Further information on the mineral formation of bacteria

They provide a healthy intestinal flora, but can also cause cholera. Now another step has been taken to understand how bacteria can even produce minerals.

The geochemist and mineralogist Jeremy B. Fein has studied how bacteria affect the regeneration of minerals. Fein is a director and professor at the Environmental Molecular Science Institute of Notre Dame University in Indiana, USA. Not so long ago, it was assumed that only chemical conditions, such as acidity, are responsible for mineral formation. Now we know that even bacteria influence this process by attaching metals to their surface. Fein and his team have now researched an important step in these bacterial mineralization processes.

Positively charged metal ions, called cations, attach to receptor sites on the negatively charged cell wall of bacteria. Laboratory studies have shown that bacterial cell walls can take a variety of metal cations from solutions. This process is called adsorption.

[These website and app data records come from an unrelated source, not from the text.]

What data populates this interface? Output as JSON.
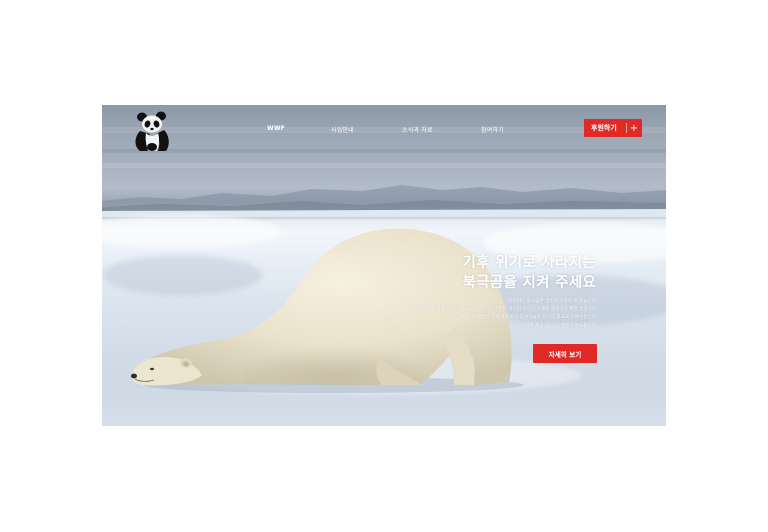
{
  "header": {
    "nav": [
      {
        "label": "WWF"
      },
      {
        "label": "사업안내"
      },
      {
        "label": "소식과 자료"
      },
      {
        "label": "참여하기"
      }
    ],
    "donate_label": "후원하기",
    "donate_icon": "plus-icon"
  },
  "hero": {
    "headline_line1": "기후 위기로 사라지는",
    "headline_line2": "북극곰을 지켜 주세요",
    "description": [
      "2050년, 북극곰은 굶주려 사라질 수 있습니다",
      "기후위기를 대처하는 일은 북극곰을 지키는 것 뿐만 아니라 우리의 문제를 해결하기 위한 일입니다",
      "WWF의 활동은 전세계 600만 후원자들과 당신의 참교육 이루어집니다",
      "바로 지금, 당신의 행동이 필요합니다"
    ],
    "more_label": "자세히 보기"
  },
  "colors": {
    "accent": "#e12a26",
    "text_on_image": "#ffffff"
  }
}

Fein has used special computational models in his study. They describe the influence it has on the reactions in aqueous solutions when metal ions dock onto these receptor sites. Because adsorption reduces the amount of ions dissolved in the water and thus shifts the ratio of dissolved and not dissolved ions in the water. The same thing happens in a saturated salt solution, from which salt is removed by crystallization on a surface. "The bacteria thus concentrate metal ions from the aqueous solution by binding them to their surface", explains Prof. Dr. med. Jörn Peckmann from the DFG Research Center for the Ocean Rivers of the University of Bremen. Thus they influence which and how many minerals form.

Fein has taken the first steps in his study to predict in the model how bacteria influence mineral formation through this process. According to Fein s study, it is important to know all factors that influence the attachment of metals to the bacterial cell walls. This includes the number of docking sites on the cell wall as well as the exact reaction processes during adsorption. While the models have made great strides, Fein said, there is much to explore in this area. "If we know all the factors, we can also simulate more complex systems, such as how different types of bacteria interact in mineral formation."

Further information on the mineral formation of bacteria

(GeoUnion / Jeremy Fein, University of Notre Dame, Peter Peckmann, (RCOM), May 14, 2004 - Alice Hossain, Kirsten Achenbach DFG Research Center for Ocean Rands (RCOM))